Following the meal was the departure of the bride from the parental home and the recital of forgiveness. In a clean room a carpet was laid on the floor with a pillow on top. The grooms would kneel on the pillow headed towards east. On the way to the groom’s house, he would be hindered by different obstacles, in order to prove that he is capable of taking care of the new family.
Until recently, these obstacles were real: damaged bridges, pits covered with leaves, briars on the pathway or even fights. Later on, and nowadays increasingly often, these obstacles are symbolic and humorously viewed.
The traditional decorum required the bride to cry.
The welcoming of the bride in the new family was a solemn act, accompanied by a series of rites. On the arrival at the groom’s courtyard, the young would wash their hands and they would make a hora before entering the house. In other places, the guests were greeted with bread and salt, or with wheat or rice grains, which were thrown at them as a symbol of wealth. The house was sprinkled with water on all four corners to protect the wedding against evil forces.
Death related customs – In our folklore, death related customs have preserved, more than the other customs, ancient beliefs and practices prior to Christianity.
There are three main stages regarding death related customs inherent to every rite of passage: the separation from the living category, the preparation for the transition into the afterlife and the integration and restoration of the social balance which was disturbed by the departure of the dead one.
The death was announced not only to the relatives and neighbors, but to the entire community: the bells were tolled in a certain way, in the mountain regions an alphorn was used, in other places a black kerchief was put at the gate of the dead one’s house or the men in the dead person’s family would have their head uncovered as a sign of mourning.
The dead one would then be laid on a bench or a table in an open coffin so that the others could come and say goodbye to him.
The separation of the dead one from the family and the household would constitute the essential part and would usually take three days. All the practices meant to restore the social balance, broken through death, took a lot more than those three days of the actual burying ceremonial. They were done, and they still are done, for forty days or six weeks. Only then would the family members resume their lives.
The Wake usually takes two nights and its purpose is not to leave the dead alone. In traditional folkloric environments there is the belief that the dead one must be guarded, for if an animal (dog, cat, chicken etc.) goes in front, under or over him, he would turn into a poltergeist (strigoi).
When the wake is conducted in a traditional manner, the guardians would dance, play masks games, fun games, and card games, would play the whistle, tell fairytales, eat, drink and discuss current issues of the community. They would also party, not only to keep awake, but to mark the moment of separation from the dead person during the rite of passage. It is the last party of the living men together with the dead one.
The transformation of the rural society into a consumer society similar to the urban one, and the demographic changes has lead to the loss of the customs’ practice. Many of the Romanian traditional customs can now be observed only in shows and festivals. The present rural population is undergoing an emancipation process that is on the border between identity loss and Romanian traditional heritage.
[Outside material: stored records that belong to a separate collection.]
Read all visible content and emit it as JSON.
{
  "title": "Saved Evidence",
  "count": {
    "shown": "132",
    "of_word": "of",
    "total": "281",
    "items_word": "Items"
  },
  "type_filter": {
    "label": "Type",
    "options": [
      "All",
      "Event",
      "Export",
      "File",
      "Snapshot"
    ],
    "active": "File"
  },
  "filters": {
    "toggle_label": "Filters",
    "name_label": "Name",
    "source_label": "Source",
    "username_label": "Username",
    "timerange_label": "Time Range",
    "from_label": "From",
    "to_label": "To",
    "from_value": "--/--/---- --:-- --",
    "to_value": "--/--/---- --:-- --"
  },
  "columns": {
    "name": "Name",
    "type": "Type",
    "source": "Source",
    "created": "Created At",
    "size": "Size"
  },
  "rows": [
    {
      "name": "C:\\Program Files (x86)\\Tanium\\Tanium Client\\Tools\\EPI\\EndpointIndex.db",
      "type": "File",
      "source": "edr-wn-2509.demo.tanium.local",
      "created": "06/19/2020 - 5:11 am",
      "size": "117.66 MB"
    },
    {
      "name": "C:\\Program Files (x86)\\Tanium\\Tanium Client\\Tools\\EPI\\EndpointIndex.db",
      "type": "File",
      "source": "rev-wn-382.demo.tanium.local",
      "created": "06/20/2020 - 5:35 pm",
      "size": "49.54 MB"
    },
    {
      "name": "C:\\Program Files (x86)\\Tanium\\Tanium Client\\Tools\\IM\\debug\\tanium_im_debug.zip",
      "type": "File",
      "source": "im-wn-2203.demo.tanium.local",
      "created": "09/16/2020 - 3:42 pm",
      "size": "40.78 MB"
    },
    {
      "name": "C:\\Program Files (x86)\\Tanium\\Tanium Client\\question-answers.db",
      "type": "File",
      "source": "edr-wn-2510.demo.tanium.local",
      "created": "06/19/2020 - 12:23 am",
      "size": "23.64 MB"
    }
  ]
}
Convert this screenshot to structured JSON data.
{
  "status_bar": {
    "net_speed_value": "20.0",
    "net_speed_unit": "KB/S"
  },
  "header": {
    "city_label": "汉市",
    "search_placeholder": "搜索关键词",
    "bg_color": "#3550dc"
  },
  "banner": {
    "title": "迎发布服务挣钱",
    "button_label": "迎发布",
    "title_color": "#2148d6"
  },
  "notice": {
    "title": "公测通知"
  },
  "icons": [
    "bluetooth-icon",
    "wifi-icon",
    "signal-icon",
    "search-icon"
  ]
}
Considerable efforts are made by dedicated people to preserve the costumes, the dances, the architecture and everything related to the Romanian folk tradition.